_Work instructions_. Return the data below, unchanged.

_Records_.
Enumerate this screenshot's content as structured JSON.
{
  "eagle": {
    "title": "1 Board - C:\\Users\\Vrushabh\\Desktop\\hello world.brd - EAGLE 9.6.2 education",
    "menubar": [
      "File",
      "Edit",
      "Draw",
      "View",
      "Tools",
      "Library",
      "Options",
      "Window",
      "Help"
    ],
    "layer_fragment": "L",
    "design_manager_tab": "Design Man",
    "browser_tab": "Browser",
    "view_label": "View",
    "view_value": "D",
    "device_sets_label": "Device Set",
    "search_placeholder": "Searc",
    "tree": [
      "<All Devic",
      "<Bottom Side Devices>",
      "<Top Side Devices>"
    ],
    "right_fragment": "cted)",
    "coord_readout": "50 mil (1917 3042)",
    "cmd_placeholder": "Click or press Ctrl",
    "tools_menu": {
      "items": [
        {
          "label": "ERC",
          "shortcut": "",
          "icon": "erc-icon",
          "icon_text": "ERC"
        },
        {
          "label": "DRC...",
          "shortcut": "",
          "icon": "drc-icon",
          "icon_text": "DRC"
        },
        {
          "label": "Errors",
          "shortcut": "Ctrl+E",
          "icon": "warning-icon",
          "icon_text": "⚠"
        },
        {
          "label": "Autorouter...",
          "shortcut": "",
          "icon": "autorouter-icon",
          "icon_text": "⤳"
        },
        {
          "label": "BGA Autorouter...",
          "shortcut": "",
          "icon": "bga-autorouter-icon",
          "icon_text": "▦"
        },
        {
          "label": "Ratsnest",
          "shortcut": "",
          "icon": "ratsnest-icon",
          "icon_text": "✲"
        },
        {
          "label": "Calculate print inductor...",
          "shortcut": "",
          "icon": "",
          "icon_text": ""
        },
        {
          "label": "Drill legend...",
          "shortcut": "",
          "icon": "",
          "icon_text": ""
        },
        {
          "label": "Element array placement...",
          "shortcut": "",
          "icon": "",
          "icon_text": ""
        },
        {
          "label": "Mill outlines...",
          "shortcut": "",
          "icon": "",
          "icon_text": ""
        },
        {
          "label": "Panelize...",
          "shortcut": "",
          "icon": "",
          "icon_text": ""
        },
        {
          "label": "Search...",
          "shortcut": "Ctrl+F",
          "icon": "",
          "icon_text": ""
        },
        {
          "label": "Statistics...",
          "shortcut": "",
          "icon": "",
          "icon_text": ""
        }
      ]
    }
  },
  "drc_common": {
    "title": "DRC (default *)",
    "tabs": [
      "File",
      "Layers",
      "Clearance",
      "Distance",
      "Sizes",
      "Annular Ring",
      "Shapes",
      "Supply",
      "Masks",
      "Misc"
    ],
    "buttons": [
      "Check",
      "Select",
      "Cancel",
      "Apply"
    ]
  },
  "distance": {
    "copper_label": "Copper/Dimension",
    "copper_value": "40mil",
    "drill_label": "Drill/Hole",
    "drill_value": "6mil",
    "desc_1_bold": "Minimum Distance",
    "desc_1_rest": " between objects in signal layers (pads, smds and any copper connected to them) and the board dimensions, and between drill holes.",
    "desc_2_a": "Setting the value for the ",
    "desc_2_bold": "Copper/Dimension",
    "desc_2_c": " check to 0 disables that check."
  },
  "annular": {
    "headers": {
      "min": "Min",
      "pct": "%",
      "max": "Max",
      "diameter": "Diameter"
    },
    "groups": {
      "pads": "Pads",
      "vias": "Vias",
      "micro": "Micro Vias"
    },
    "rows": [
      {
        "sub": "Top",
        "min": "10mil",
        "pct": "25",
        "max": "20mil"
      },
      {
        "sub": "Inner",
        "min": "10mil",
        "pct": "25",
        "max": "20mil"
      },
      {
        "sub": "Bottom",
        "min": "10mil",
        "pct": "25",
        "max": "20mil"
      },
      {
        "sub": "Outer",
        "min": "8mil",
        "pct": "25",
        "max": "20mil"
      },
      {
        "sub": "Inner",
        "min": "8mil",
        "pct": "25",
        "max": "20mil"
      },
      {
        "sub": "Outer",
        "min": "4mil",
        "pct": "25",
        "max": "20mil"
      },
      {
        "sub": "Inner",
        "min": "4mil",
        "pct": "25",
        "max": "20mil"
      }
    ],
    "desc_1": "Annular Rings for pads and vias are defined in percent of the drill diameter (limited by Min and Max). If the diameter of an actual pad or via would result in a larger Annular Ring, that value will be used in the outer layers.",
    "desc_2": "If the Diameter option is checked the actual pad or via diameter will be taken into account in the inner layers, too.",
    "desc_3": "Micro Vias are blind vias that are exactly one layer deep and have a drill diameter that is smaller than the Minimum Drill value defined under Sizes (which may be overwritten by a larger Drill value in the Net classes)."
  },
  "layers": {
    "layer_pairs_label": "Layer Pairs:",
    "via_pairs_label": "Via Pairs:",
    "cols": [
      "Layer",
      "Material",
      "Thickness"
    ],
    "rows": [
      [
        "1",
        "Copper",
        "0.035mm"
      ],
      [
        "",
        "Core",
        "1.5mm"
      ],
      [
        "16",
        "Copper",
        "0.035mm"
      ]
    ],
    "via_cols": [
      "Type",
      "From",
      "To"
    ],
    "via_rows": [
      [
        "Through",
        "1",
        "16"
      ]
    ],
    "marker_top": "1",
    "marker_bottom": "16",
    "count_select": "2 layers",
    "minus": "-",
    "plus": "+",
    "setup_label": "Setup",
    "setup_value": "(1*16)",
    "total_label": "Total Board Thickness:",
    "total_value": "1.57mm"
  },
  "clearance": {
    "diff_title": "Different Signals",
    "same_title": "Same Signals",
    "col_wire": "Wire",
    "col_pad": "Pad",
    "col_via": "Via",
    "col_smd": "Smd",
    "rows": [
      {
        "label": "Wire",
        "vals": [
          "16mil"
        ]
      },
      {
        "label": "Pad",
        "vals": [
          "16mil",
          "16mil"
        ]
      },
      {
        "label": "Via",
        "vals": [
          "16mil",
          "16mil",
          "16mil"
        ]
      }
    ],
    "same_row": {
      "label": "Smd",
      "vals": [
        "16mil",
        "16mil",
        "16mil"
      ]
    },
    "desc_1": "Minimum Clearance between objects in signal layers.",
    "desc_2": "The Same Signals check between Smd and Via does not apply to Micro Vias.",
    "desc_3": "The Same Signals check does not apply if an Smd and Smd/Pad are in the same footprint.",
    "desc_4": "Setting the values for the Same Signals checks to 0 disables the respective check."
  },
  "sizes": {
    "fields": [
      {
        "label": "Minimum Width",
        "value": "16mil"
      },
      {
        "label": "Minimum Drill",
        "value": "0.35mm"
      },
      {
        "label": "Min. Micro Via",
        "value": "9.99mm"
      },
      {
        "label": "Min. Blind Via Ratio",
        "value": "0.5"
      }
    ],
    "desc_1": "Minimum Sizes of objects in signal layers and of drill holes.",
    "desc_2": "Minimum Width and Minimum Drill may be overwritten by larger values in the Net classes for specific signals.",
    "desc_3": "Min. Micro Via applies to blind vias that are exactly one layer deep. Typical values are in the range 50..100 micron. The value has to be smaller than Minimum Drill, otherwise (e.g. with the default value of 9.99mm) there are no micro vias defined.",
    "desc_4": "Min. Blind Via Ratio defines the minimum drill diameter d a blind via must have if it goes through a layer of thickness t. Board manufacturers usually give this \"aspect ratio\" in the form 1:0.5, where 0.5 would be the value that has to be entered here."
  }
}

_Exercise response_.
Enumerate this screenshot's content as structured JSON.
{
  "eagle": {
    "title": "1 Board - C:\\Users\\Vrushabh\\Desktop\\hello world.brd - EAGLE 9.6.2 education",
    "menubar": [
      "File",
      "Edit",
      "Draw",
      "View",
      "Tools",
      "Library",
      "Options",
      "Window",
      "Help"
    ],
    "layer_fragment": "L",
    "design_manager_tab": "Design Man",
    "browser_tab": "Browser",
    "view_label": "View",
    "view_value": "D",
    "device_sets_label": "Device Set",
    "search_placeholder": "Searc",
    "tree": [
      "<All Devic",
      "<Bottom Side Devices>",
      "<Top Side Devices>"
    ],
    "right_fragment": "cted)",
    "coord_readout": "50 mil (1917 3042)",
    "cmd_placeholder": "Click or press Ctrl",
    "tools_menu": {
      "items": [
        {
          "label": "ERC",
          "shortcut": "",
          "icon": "erc-icon",
          "icon_text": "ERC"
        },
        {
          "label": "DRC...",
          "shortcut": "",
          "icon": "drc-icon",
          "icon_text": "DRC"
        },
        {
          "label": "Errors",
          "shortcut": "Ctrl+E",
          "icon": "warning-icon",
          "icon_text": "⚠"
        },
        {
          "label": "Autorouter...",
          "shortcut": "",
          "icon": "autorouter-icon",
          "icon_text": "⤳"
        },
        {
          "label": "BGA Autorouter...",
          "shortcut": "",
          "icon": "bga-autorouter-icon",
          "icon_text": "▦"
        },
        {
          "label": "Ratsnest",
          "shortcut": "",
          "icon": "ratsnest-icon",
          "icon_text": "✲"
        },
        {
          "label": "Calculate print inductor...",
          "shortcut": "",
          "icon": "",
          "icon_text": ""
        },
        {
          "label": "Drill legend...",
          "shortcut": "",
          "icon": "",
          "icon_text": ""
        },
        {
          "label": "Element array placement...",
          "shortcut": "",
          "icon": "",
          "icon_text": ""
        },
        {
          "label": "Mill outlines...",
          "shortcut": "",
          "icon": "",
          "icon_text": ""
        },
        {
          "label": "Panelize...",
          "shortcut": "",
          "icon": "",
          "icon_text": ""
        },
        {
          "label": "Search...",
          "shortcut": "Ctrl+F",
          "icon": "",
          "icon_text": ""
        },
        {
          "label": "Statistics...",
          "shortcut": "",
          "icon": "",
          "icon_text": ""
        }
      ]
    }
  },
  "drc_common": {
    "title": "DRC (default *)",
    "tabs": [
      "File",
      "Layers",
      "Clearance",
      "Distance",
      "Sizes",
      "Annular Ring",
      "Shapes",
      "Supply",
      "Masks",
      "Misc"
    ],
    "buttons": [
      "Check",
      "Select",
      "Cancel",
      "Apply"
    ]
  },
  "distance": {
    "copper_label": "Copper/Dimension",
    "copper_value": "40mil",
    "drill_label": "Drill/Hole",
    "drill_value": "6mil",
    "desc_1_bold": "Minimum Distance",
    "desc_1_rest": " between objects in signal layers (pads, smds and any copper connected to them) and the board dimensions, and between drill holes.",
    "desc_2_a": "Setting the value for the ",
    "desc_2_bold": "Copper/Dimension",
    "desc_2_c": " check to 0 disables that check."
  },
  "annular": {
    "headers": {
      "min": "Min",
      "pct": "%",
      "max": "Max",
      "diameter": "Diameter"
    },
    "groups": {
      "pads": "Pads",
      "vias": "Vias",
      "micro": "Micro Vias"
    },
    "rows": [
      {
        "sub": "Top",
        "min": "10mil",
        "pct": "25",
        "max": "20mil"
      },
      {
        "sub": "Inner",
        "min": "10mil",
        "pct": "25",
        "max": "20mil"
      },
      {
        "sub": "Bottom",
        "min": "10mil",
        "pct": "25",
        "max": "20mil"
      },
      {
        "sub": "Outer",
        "min": "8mil",
        "pct": "25",
        "max": "20mil"
      },
      {
        "sub": "Inner",
        "min": "8mil",
        "pct": "25",
        "max": "20mil"
      },
      {
        "sub": "Outer",
        "min": "4mil",
        "pct": "25",
        "max": "20mil"
      },
      {
        "sub": "Inner",
        "min": "4mil",
        "pct": "25",
        "max": "20mil"
      }
    ],
    "desc_1": "Annular Rings for pads and vias are defined in percent of the drill diameter (limited by Min and Max). If the diameter of an actual pad or via would result in a larger Annular Ring, that value will be used in the outer layers.",
    "desc_2": "If the Diameter option is checked the actual pad or via diameter will be taken into account in the inner layers, too.",
    "desc_3": "Micro Vias are blind vias that are exactly one layer deep and have a drill diameter that is smaller than the Minimum Drill value defined under Sizes (which may be overwritten by a larger Drill value in the Net classes)."
  },
  "layers": {
    "layer_pairs_label": "Layer Pairs:",
    "via_pairs_label": "Via Pairs:",
    "cols": [
      "Layer",
      "Material",
      "Thickness"
    ],
    "rows": [
      [
        "1",
        "Copper",
        "0.035mm"
      ],
      [
        "",
        "Core",
        "1.5mm"
      ],
      [
        "16",
        "Copper",
        "0.035mm"
      ]
    ],
    "via_cols": [
      "Type",
      "From",
      "To"
    ],
    "via_rows": [
      [
        "Through",
        "1",
        "16"
      ]
    ],
    "marker_top": "1",
    "marker_bottom": "16",
    "count_select": "2 layers",
    "minus": "-",
    "plus": "+",
    "setup_label": "Setup",
    "setup_value": "(1*16)",
    "total_label": "Total Board Thickness:",
    "total_value": "1.57mm"
  },
  "clearance": {
    "diff_title": "Different Signals",
    "same_title": "Same Signals",
    "col_wire": "Wire",
    "col_pad": "Pad",
    "col_via": "Via",
    "col_smd": "Smd",
    "rows": [
      {
        "label": "Wire",
        "vals": [
          "16mil"
        ]
      },
      {
        "label": "Pad",
        "vals": [
          "16mil",
          "16mil"
        ]
      },
      {
        "label": "Via",
        "vals": [
          "16mil",
          "16mil",
          "16mil"
        ]
      }
    ],
    "same_row": {
      "label": "Smd",
      "vals": [
        "16mil",
        "16mil",
        "16mil"
      ]
    },
    "desc_1": "Minimum Clearance between objects in signal layers.",
    "desc_2": "The Same Signals check between Smd and Via does not apply to Micro Vias.",
    "desc_3": "The Same Signals check does not apply if an Smd and Smd/Pad are in the same footprint.",
    "desc_4": "Setting the values for the Same Signals checks to 0 disables the respective check."
  },
  "sizes": {
    "fields": [
      {
        "label": "Minimum Width",
        "value": "16mil"
      },
      {
        "label": "Minimum Drill",
        "value": "0.35mm"
      },
      {
        "label": "Min. Micro Via",
        "value": "9.99mm"
      },
      {
        "label": "Min. Blind Via Ratio",
        "value": "0.5"
      }
    ],
    "desc_1": "Minimum Sizes of objects in signal layers and of drill holes.",
    "desc_2": "Minimum Width and Minimum Drill may be overwritten by larger values in the Net classes for specific signals.",
    "desc_3": "Min. Micro Via applies to blind vias that are exactly one layer deep. Typical values are in the range 50..100 micron. The value has to be smaller than Minimum Drill, otherwise (e.g. with the default value of 9.99mm) there are no micro vias defined.",
    "desc_4": "Min. Blind Via Ratio defines the minimum drill diameter d a blind via must have if it goes through a layer of thickness t. Board manufacturers usually give this \"aspect ratio\" in the form 1:0.5, where 0.5 would be the value that has to be entered here."
  }
}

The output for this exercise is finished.